== What needs to be done ==
Your response should give back each record exactly, word for word.

== Supplied material ==
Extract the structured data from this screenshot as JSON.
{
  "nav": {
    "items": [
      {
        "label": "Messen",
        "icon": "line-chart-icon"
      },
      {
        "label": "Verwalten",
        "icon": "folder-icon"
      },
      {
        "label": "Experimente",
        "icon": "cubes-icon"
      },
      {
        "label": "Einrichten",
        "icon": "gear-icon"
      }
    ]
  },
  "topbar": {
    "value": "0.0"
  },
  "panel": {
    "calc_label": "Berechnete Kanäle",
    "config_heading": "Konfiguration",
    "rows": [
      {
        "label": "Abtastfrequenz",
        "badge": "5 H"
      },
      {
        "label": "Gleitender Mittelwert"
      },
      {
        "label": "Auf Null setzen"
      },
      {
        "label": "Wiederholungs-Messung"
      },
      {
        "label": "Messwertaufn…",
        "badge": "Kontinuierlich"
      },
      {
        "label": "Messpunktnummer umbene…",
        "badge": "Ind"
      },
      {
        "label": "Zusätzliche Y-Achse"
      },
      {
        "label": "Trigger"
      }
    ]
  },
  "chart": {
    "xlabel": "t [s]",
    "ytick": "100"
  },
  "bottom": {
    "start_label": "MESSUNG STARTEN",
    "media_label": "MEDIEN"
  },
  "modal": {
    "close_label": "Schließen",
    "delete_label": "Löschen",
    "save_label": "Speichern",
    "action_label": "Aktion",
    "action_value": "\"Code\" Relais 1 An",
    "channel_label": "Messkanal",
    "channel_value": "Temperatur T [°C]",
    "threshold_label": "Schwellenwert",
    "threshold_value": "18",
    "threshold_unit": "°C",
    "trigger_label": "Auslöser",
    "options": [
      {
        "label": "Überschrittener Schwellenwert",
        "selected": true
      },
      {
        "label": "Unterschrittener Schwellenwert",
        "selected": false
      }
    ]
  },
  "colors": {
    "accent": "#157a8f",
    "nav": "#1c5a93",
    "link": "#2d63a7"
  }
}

== Task solution ==
Extract the structured data from this screenshot as JSON.
{
  "nav": {
    "items": [
      {
        "label": "Messen",
        "icon": "line-chart-icon"
      },
      {
        "label": "Verwalten",
        "icon": "folder-icon"
      },
      {
        "label": "Experimente",
        "icon": "cubes-icon"
      },
      {
        "label": "Einrichten",
        "icon": "gear-icon"
      }
    ]
  },
  "topbar": {
    "value": "0.0"
  },
  "panel": {
    "calc_label": "Berechnete Kanäle",
    "config_heading": "Konfiguration",
    "rows": [
      {
        "label": "Abtastfrequenz",
        "badge": "5 H"
      },
      {
        "label": "Gleitender Mittelwert"
      },
      {
        "label": "Auf Null setzen"
      },
      {
        "label": "Wiederholungs-Messung"
      },
      {
        "label": "Messwertaufn…",
        "badge": "Kontinuierlich"
      },
      {
        "label": "Messpunktnummer umbene…",
        "badge": "Ind"
      },
      {
        "label": "Zusätzliche Y-Achse"
      },
      {
        "label": "Trigger"
      }
    ]
  },
  "chart": {
    "xlabel": "t [s]",
    "ytick": "100"
  },
  "bottom": {
    "start_label": "MESSUNG STARTEN",
    "media_label": "MEDIEN"
  },
  "modal": {
    "close_label": "Schließen",
    "delete_label": "Löschen",
    "save_label": "Speichern",
    "action_label": "Aktion",
    "action_value": "\"Code\" Relais 1 An",
    "channel_label": "Messkanal",
    "channel_value": "Temperatur T [°C]",
    "threshold_label": "Schwellenwert",
    "threshold_value": "18",
    "threshold_unit": "°C",
    "trigger_label": "Auslöser",
    "options": [
      {
        "label": "Überschrittener Schwellenwert",
        "selected": true
      },
      {
        "label": "Unterschrittener Schwellenwert",
        "selected": false
      }
    ]
  },
  "colors": {
    "accent": "#157a8f",
    "nav": "#1c5a93",
    "link": "#2d63a7"
  }
}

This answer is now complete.